What ever happened to a sound mind in a sound body?
A friend and fellow coaching educator sent me that lament in an email the other day. I always thought the idea originated with Thomas Jefferson, but TJ, ever the borrower, got it from John Locke:
“A sound mind in a sound body, is a short, but full description of a Happy state in this World: he that has these two, has little more to wish for; and he that wants either of them, will be little better for anything else.” ~ John Locke
I fear we have, in our current age of pace and specialization, lost hold of this a bit. A generalist is so yesterday, a Jack of all trades, master of none.
We’ve landed in two camps:
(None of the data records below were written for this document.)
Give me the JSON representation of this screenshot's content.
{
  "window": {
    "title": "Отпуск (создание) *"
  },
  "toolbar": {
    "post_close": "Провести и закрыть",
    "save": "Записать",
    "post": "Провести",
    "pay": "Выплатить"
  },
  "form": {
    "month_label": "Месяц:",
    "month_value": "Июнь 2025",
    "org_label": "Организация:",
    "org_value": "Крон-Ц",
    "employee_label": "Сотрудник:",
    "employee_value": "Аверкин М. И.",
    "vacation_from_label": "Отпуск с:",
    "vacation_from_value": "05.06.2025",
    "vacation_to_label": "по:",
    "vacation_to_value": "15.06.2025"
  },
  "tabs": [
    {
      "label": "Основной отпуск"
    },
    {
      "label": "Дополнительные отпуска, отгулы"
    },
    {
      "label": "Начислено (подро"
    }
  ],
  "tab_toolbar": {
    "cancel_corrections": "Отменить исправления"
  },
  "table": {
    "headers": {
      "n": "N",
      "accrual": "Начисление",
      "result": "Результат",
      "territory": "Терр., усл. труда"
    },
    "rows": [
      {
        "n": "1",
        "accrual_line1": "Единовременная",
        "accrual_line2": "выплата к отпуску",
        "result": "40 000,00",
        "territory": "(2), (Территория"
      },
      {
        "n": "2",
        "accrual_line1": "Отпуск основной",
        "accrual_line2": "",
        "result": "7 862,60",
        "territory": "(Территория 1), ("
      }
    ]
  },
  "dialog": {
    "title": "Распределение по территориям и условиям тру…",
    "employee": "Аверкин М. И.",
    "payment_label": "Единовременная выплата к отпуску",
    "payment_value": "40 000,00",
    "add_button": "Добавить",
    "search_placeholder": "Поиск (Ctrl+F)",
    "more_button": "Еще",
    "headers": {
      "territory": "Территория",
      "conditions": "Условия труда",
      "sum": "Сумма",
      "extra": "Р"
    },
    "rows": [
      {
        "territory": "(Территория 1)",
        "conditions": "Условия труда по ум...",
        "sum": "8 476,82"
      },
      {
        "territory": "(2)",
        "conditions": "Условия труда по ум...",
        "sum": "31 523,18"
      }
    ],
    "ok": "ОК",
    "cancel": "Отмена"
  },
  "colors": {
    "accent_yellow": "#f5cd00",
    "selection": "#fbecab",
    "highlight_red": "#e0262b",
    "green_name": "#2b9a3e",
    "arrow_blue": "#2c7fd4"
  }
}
- The Mind camp – learn ’em up to be tops in their class so they can land a good job and a top notch salary
- The Body camp – train ’em up to be tops on their team and their stardom will earn them a six figure salary
Somewhere along the way we have lost the notion of a sound mind IN a sound body. We have forgotten that our mind (a.k.a. our brain) is a mass of connective circuitry, supplied by lifeblood delivered in vessels that carry to it most everything we eat, activated by signals that carry the sensations of everything we experience in the world, which allow this brain to then process, prepare and prompt our responses to that world.
Our mind is inseparable from our body, at once dependent, mentoring and managing. What we do to and for our body happens to our minds just the same. We may say we are what we eat. We may also say we think what we eat. We also think what we sleep, drink, and do.
There are now many studies that have looked at the effect physical activity has on academic performance in kids and youth: kids do better when they are physically active. That is, kids are not only fitter and less likely to be obese but they are better adjusted, better behaved and perform better on cognitive tests if they engage in vigorous physical activity during their day. It’s not that active kids are “smarter,” it’s that their brains work better when they are stimulated with fresh circulating blood by virtue of vigorous active input from their body.
Nowhere is this more evident than in fast growing bodies that host inquisitive, fast-growing minds. Kids need fresh air and plenty of active play, not just to perfect their sporting technique or make them skilled competitors but because it’s good for the growth of their minds and bodies. We would do well not to separate the two, but to acknowledge the connection between them.
Unfortunately, physical education teachers tell me there is a lot of separating going on out there. Training ‘the brain’ is given priority while physical education is ‘just an elective.’ Grading and evaluation standards, I am told, are null and void. It gets skipped and opted out of. It’s the class that gets replaced for assemblies, or substituted out for drivers ed or family life education. All of these things are important, for sure, but what does it say about us when we call physical education expendable, even laughable? We feel better about it if we call it PE; then we don’t have to think about the education of our bodies, the health or absence of which we will have to live with our whole lives.
School administrators, doing their best to keep everyone happy, think they are answering the call of the “physical” by adding hand movements to mind games. Instead, why not ask kids to use their minds during physical games? Solve a problem, work together in a group, and include each individual in a game that has a big space and requires quick movements and sharp minds? Why not move during the day, take active breaks from the classroom, and get some mind-clearing time outdoors or simply get moving with an “instant recess”?
That’s not multi-tasking folks, that’s fully engaged. And it’s not just for kids!
If we let the “ideal” of a sound mind drive us away from its companion, a sound body, we’re going to lose both. Intelligence is a wonderful thing, and mindfulness is a profoundly creative endeavor, but these are best knit together in a body which is fully operational when it’s put into motion.
Here’s a great site with information for putting the physical activity back into school days!